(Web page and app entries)
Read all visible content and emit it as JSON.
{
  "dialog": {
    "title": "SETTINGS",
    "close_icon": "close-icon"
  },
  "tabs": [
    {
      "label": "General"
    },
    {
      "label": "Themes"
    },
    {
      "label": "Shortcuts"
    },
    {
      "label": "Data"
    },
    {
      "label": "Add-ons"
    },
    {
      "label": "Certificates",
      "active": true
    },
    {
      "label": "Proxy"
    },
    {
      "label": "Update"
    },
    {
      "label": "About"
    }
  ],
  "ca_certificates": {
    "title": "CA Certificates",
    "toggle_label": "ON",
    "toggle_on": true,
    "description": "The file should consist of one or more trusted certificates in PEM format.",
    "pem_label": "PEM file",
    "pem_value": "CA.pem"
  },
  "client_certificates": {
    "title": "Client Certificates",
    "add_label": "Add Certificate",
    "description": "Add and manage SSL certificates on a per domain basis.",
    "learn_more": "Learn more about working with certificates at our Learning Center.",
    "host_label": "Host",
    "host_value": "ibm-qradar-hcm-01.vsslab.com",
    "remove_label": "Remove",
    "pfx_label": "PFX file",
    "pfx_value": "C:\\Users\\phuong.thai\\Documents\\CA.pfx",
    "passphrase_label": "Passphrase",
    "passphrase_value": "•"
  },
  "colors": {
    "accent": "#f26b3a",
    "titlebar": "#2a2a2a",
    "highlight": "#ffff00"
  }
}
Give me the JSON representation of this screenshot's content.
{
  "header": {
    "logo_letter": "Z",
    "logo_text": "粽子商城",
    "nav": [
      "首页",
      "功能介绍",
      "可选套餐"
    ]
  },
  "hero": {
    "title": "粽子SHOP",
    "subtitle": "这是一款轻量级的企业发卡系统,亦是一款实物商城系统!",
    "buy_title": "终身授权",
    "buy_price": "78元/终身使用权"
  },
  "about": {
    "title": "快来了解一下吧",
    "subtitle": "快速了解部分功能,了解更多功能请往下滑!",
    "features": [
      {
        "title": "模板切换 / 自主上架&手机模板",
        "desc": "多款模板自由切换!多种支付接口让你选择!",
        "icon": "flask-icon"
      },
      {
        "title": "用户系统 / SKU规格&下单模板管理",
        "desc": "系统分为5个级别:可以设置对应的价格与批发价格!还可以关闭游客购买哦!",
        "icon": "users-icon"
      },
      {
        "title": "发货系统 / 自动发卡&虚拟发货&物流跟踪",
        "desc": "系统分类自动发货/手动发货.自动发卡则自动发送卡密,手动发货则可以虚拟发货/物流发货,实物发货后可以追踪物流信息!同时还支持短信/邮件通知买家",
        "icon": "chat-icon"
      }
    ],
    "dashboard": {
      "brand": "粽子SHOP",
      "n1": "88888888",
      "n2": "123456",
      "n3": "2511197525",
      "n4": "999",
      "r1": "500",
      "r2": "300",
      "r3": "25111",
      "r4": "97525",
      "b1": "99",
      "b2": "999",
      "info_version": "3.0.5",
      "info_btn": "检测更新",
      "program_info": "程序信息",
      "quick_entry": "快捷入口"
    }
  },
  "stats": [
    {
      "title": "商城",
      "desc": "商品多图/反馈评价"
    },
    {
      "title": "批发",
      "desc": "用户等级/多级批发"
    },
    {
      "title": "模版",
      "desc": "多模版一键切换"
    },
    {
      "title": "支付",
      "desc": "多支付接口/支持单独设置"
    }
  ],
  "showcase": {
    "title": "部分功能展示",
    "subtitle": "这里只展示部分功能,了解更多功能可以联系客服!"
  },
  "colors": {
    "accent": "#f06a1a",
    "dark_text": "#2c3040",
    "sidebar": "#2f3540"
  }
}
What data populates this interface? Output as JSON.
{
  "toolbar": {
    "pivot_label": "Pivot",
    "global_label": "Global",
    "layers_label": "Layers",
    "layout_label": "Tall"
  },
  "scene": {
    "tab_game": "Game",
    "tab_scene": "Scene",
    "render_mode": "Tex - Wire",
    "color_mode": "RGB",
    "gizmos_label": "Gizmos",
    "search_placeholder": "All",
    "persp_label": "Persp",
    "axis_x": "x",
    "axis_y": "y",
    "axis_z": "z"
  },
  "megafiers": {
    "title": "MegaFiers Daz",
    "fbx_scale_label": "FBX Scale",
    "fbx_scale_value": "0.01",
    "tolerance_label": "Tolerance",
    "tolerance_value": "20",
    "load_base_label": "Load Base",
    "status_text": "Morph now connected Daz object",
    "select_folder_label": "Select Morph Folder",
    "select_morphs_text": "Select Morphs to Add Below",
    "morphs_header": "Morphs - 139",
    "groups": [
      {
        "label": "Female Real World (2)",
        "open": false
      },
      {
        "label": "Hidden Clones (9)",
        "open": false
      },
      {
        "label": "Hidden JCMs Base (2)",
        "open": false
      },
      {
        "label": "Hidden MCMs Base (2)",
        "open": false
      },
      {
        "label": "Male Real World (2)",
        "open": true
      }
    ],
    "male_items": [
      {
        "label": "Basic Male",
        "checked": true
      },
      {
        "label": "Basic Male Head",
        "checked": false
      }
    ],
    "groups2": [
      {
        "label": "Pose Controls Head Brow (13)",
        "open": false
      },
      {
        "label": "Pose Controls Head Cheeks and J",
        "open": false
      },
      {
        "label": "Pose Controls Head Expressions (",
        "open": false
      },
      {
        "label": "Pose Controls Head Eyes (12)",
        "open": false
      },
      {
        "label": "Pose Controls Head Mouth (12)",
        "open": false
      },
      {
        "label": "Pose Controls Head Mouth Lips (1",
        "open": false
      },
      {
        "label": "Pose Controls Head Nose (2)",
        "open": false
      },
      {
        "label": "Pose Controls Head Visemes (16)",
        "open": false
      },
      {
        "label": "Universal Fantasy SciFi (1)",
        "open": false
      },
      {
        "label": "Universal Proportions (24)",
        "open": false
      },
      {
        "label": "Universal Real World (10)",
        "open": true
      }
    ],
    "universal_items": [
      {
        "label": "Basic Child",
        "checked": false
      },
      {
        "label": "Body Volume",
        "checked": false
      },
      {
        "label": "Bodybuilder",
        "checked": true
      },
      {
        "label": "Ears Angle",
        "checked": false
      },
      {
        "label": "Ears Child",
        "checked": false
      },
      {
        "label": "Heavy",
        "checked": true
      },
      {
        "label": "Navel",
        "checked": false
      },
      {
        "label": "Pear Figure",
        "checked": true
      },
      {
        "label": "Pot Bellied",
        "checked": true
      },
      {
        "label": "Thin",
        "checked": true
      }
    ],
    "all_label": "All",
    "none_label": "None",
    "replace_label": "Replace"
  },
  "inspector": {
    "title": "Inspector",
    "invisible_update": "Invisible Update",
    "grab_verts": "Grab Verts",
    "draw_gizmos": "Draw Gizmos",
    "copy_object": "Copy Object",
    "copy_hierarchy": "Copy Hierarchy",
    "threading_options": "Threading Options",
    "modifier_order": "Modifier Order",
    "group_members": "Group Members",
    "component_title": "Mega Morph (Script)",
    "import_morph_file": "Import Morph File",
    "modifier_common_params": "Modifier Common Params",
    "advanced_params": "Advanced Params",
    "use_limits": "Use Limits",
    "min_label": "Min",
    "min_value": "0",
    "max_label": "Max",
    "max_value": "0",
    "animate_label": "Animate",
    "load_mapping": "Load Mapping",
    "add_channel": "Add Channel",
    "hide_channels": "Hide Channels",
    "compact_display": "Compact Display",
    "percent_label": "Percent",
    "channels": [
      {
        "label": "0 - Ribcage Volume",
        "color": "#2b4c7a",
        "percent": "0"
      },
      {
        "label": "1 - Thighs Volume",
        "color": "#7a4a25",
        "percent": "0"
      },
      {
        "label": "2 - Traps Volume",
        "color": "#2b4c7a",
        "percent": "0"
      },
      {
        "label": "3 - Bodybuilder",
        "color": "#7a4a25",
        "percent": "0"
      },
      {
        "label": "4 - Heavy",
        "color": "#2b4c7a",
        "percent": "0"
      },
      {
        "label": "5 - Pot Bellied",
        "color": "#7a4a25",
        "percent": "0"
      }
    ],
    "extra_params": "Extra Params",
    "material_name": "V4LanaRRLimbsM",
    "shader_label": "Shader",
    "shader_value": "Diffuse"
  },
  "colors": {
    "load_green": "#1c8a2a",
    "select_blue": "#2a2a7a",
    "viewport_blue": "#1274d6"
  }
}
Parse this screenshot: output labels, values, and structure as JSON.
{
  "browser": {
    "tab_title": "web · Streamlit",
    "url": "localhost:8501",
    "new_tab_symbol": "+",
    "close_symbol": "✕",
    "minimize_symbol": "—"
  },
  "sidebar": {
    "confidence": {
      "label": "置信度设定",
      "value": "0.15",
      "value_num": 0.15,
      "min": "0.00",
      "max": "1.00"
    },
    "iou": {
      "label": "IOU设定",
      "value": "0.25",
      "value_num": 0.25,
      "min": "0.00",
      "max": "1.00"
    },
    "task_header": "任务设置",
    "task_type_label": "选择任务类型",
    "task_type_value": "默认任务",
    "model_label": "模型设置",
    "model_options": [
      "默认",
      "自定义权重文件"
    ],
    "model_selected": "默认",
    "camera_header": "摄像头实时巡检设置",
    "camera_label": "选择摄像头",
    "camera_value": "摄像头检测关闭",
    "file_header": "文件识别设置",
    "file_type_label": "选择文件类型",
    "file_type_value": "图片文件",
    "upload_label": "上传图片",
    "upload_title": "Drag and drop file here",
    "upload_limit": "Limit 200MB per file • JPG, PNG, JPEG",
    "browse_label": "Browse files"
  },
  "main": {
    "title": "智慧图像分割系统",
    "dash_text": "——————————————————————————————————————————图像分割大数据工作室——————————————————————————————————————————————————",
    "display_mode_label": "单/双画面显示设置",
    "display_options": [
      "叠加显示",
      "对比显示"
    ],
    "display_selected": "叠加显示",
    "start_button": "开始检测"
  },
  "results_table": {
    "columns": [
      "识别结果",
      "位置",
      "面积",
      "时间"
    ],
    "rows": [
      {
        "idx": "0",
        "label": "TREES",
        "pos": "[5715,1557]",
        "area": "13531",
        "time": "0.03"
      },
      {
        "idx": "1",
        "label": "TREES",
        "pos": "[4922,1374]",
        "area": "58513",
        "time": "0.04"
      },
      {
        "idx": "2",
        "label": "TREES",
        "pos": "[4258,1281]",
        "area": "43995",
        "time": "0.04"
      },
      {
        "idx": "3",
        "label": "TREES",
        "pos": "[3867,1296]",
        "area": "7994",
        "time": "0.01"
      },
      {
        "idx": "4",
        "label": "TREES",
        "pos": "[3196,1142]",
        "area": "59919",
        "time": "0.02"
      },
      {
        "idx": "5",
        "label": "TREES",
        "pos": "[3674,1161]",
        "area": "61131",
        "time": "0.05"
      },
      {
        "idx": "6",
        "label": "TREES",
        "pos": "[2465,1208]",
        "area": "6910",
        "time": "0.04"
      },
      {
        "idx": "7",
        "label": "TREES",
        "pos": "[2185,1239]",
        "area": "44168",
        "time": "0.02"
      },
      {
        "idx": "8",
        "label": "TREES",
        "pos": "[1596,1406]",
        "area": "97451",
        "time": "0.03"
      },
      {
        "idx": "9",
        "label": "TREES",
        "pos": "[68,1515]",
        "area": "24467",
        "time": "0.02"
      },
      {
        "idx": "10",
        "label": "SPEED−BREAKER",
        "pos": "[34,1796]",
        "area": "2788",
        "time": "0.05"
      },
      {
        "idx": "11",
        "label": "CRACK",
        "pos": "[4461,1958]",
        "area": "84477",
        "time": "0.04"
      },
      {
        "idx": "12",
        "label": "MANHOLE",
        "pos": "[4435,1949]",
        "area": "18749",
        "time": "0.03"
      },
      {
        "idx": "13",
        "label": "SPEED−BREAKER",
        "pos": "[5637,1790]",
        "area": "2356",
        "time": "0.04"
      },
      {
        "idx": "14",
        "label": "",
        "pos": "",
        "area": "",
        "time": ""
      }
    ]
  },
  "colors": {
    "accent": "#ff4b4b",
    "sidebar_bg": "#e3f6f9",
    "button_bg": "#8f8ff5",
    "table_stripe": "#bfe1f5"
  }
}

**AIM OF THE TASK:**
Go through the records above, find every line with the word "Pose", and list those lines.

**TASK RESULT:**
        "label": "Pose Controls Head Brow (13)",
        "label": "Pose Controls Head Cheeks and J",
        "label": "Pose Controls Head Expressions (",
        "label": "Pose Controls Head Eyes (12)",
        "label": "Pose Controls Head Mouth (12)",
        "label": "Pose Controls Head Mouth Lips (1",
        "label": "Pose Controls Head Nose (2)",
        "label": "Pose Controls Head Visemes (16)",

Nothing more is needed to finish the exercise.